# [WHAT TO WORK ON]
Extract all lines from the data beneath that include the word "telepathy".
>>>
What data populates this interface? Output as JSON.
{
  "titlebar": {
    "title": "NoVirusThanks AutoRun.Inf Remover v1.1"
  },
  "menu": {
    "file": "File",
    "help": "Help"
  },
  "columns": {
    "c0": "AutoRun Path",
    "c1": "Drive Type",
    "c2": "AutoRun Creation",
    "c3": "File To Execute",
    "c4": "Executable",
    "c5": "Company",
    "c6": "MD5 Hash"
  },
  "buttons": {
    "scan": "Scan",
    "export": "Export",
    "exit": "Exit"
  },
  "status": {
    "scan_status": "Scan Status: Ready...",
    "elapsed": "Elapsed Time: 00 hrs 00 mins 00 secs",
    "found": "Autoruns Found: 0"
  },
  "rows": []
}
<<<
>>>
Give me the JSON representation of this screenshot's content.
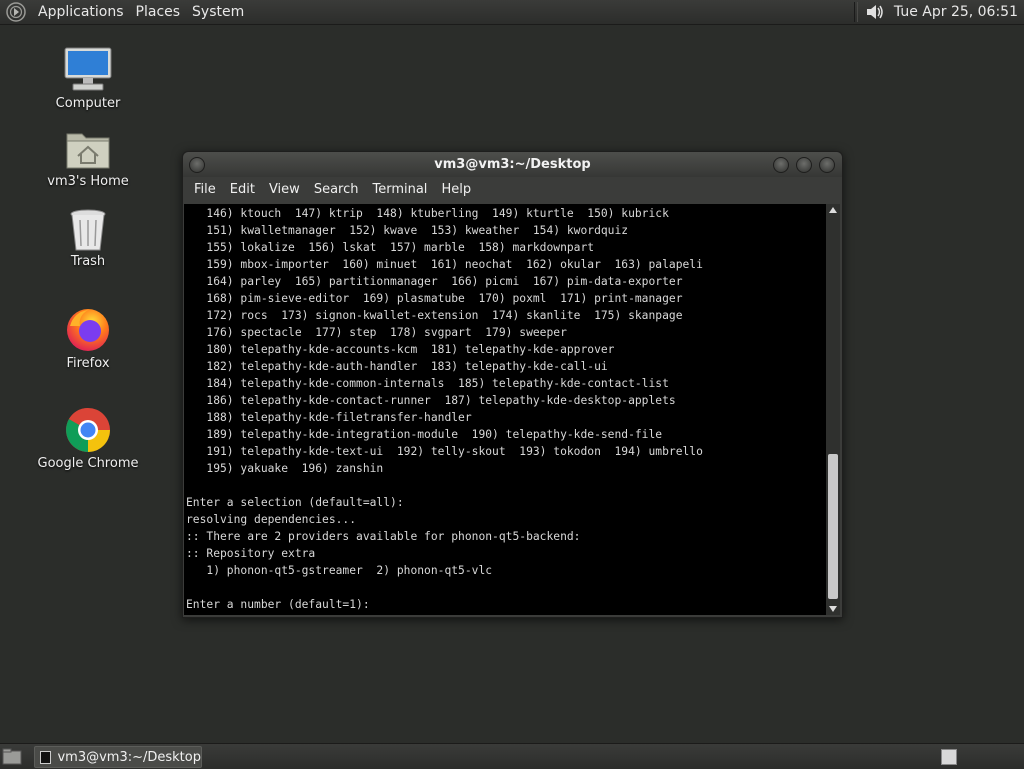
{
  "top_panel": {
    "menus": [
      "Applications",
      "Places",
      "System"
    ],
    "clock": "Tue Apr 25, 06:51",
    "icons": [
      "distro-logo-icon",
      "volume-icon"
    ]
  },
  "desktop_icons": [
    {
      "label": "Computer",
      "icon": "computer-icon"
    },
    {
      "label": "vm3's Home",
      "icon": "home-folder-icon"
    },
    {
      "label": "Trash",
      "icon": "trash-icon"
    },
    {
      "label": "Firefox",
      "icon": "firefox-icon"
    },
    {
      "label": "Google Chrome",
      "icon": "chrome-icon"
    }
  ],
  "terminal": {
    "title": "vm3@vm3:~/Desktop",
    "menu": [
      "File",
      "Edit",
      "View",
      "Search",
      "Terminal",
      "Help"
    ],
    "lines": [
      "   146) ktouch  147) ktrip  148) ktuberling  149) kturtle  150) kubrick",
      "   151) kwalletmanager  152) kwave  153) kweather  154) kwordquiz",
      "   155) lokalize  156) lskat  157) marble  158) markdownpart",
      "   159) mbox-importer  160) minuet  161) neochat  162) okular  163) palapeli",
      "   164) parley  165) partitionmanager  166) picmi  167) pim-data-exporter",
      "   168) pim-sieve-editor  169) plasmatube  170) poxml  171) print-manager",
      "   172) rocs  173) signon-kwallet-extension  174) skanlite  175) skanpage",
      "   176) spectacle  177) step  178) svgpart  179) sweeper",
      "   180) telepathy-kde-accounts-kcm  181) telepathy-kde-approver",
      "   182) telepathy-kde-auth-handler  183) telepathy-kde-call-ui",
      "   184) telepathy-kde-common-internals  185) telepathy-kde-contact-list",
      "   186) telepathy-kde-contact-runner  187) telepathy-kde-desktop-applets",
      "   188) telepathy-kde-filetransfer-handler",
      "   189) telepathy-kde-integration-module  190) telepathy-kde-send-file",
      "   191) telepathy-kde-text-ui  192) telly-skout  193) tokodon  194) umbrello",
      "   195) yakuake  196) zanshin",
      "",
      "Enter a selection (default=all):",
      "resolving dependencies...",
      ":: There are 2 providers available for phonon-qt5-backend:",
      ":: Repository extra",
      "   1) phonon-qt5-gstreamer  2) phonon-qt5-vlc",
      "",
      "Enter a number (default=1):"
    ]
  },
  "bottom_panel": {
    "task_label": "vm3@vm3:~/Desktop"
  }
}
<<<
# [ANSWER TO THE EXERCISE]
      "   180) telepathy-kde-accounts-kcm  181) telepathy-kde-approver",
      "   182) telepathy-kde-auth-handler  183) telepathy-kde-call-ui",
      "   184) telepathy-kde-common-internals  185) telepathy-kde-contact-list",
      "   186) telepathy-kde-contact-runner  187) telepathy-kde-desktop-applets",
      "   188) telepathy-kde-filetransfer-handler",
      "   189) telepathy-kde-integration-module  190) telepathy-kde-send-file",
      "   191) telepathy-kde-text-ui  192) telly-skout  193) tokodon  194) umbrello",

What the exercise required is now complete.